Anton Semyonovich Makarenko is considered an innovator in working with students

Anton Semyonovich Makarenko is considered an innovator in working with students


Vasily Alexandrovich Sukhomlinsky (1918–1970)

For Vasily Alexandrovich Sukhomlinsky, a child was above all, and all the processes of education and upbringing were aimed at forming the personality of a student. Sukhomlinsky’s goal was to raise a Happy Person with a rich inner world, a system of values, and faith in humanity. Sensitivity, delicacy, according to the teacher, form self-respect subsequently. Vasily Alexandrovich was a real poet at heart. He beautifully and accurately described the learning process, children, and the teacher’s mission, “Children should live in a world of beauty, games, fairy tales, music, drawing, fantasy, creativity. Such a world should surround a child even when we want to teach them to read and write. Yes, the way a child feels when climbing the first step of the ladder of knowledge, what they experience, determines their entire further path to knowledge. When you think about a child’s brain, you imagine a delicate rose with a trembling drop of dew on its petal. What care and tenderness are needed to not lose the drop when plucking the flower.”

Even Leo Nikolaevich Tolstoy, who opened a school for peasant children at the end of his life, noted, “If a teacher combines the love of work and students, he becomes a perfect teacher.” By the way, Leo Nikolaevich, being a man of strict rules and an ascetic at a late age, would allow his students sleep at the back of the class because he was sure that if they yawned – he simply could not interest them.

Simon Lvovich Soloveitchik (1930–1996)

Simon Lvovich Soloveitchik, being not only a theorist of pedagogy but also a publicist, published the book “Pedagogy for All,” which very well reflected his philosophy and attitude to teaching. Pedagogy, in his opinion, goes beyond the classroom and schoolyard. Soloveitchik became one of innovative teachers and was convinced of the need for student-teacher cooperation. “Children do not need to be brought up – you need to be friends with children,” wrote Simon Lvovich. In many ways, this has led modern pedagogy to the idea that students are also able to teach their educators. What’s needed is just to establish a dialogue with them.

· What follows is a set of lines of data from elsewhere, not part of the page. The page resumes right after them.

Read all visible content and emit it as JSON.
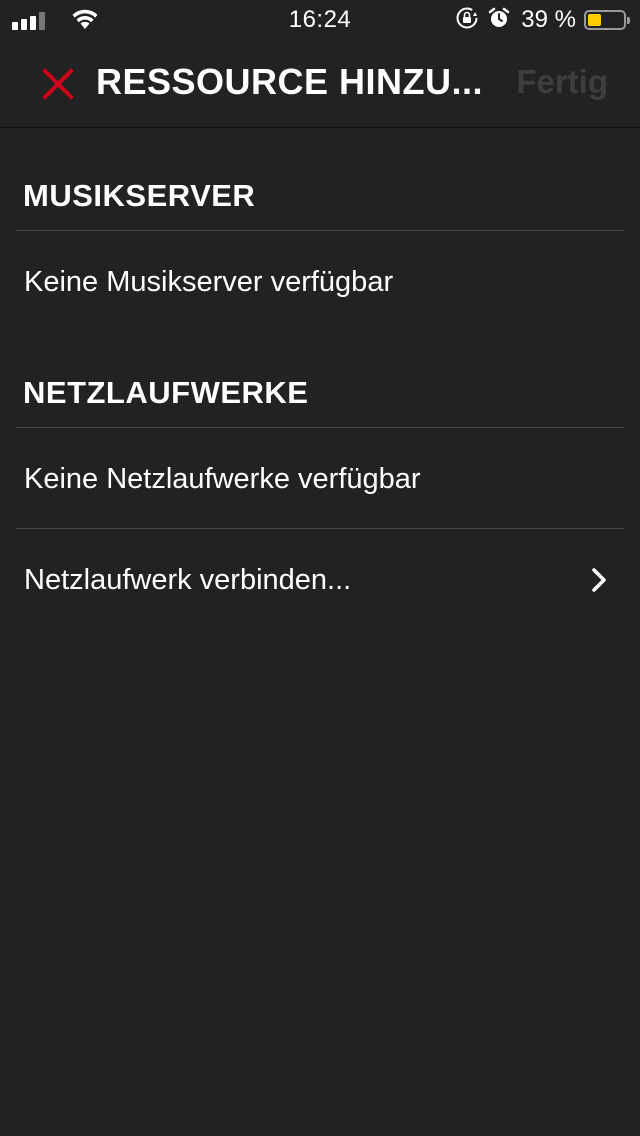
{
  "status_bar": {
    "time": "16:24",
    "battery_percent_text": "39 %",
    "battery_level": 0.39,
    "signal_bars_active": 3,
    "signal_bars_total": 4,
    "icons": [
      "signal-icon",
      "wifi-icon",
      "orientation-lock-icon",
      "alarm-icon",
      "battery-icon"
    ],
    "battery_color": "#ffcc00"
  },
  "nav": {
    "title": "RESSOURCE HINZU...",
    "done_label": "Fertig",
    "close_icon": "close-icon",
    "close_color": "#d0021b"
  },
  "sections": {
    "music": {
      "header": "MUSIKSERVER",
      "empty_text": "Keine Musikserver verfügbar"
    },
    "network": {
      "header": "NETZLAUFWERKE",
      "empty_text": "Keine Netzlaufwerke verfügbar",
      "connect_label": "Netzlaufwerk verbinden..."
    }
  },
  "theme": {
    "background": "#222222",
    "text": "#ffffff",
    "disabled_text": "#3e3e3e",
    "divider": "#4a4a4a"
  }
}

Summerhill School

Let’s talk about another approach to education: completely unthinkable for its time, but unique and curious. In 1921, the Summerhill School opened a hundred miles from London. The founder of the new ideology was the Scottish psychologist A.S. Neill. Personal freedom is central to the institution’s philosophy. Children form their own schedules, make decisions, and hold meetings. Everything here is decided by voting, where the voice of a teacher and even a headmaster is equated with the voices of the students. And the most interesting thing is that if a child does not want to go to classes, they can just play in the garden. According to teachers, sooner or later they will get tired of it and will reach out to the rest of the students. There are cases when children who have played enough time have passed external degree programs for several years at once. Initially, the school was created as an experiment and started working with children who had trouble socializing. Coupled with psychotherapy, the results were amazing. Summerhill still exists, and schools with a similar philosophy are opening all over the world, including Russia.

All teachers use different approaches, but they are united by one thing – love for children. After all, teachers are not just a set of professional qualities or a piggy bank of knowledge in the head, they are very important people on the path of formation of a person.

Summerhill School

Summerhill School

The article is based on open sources.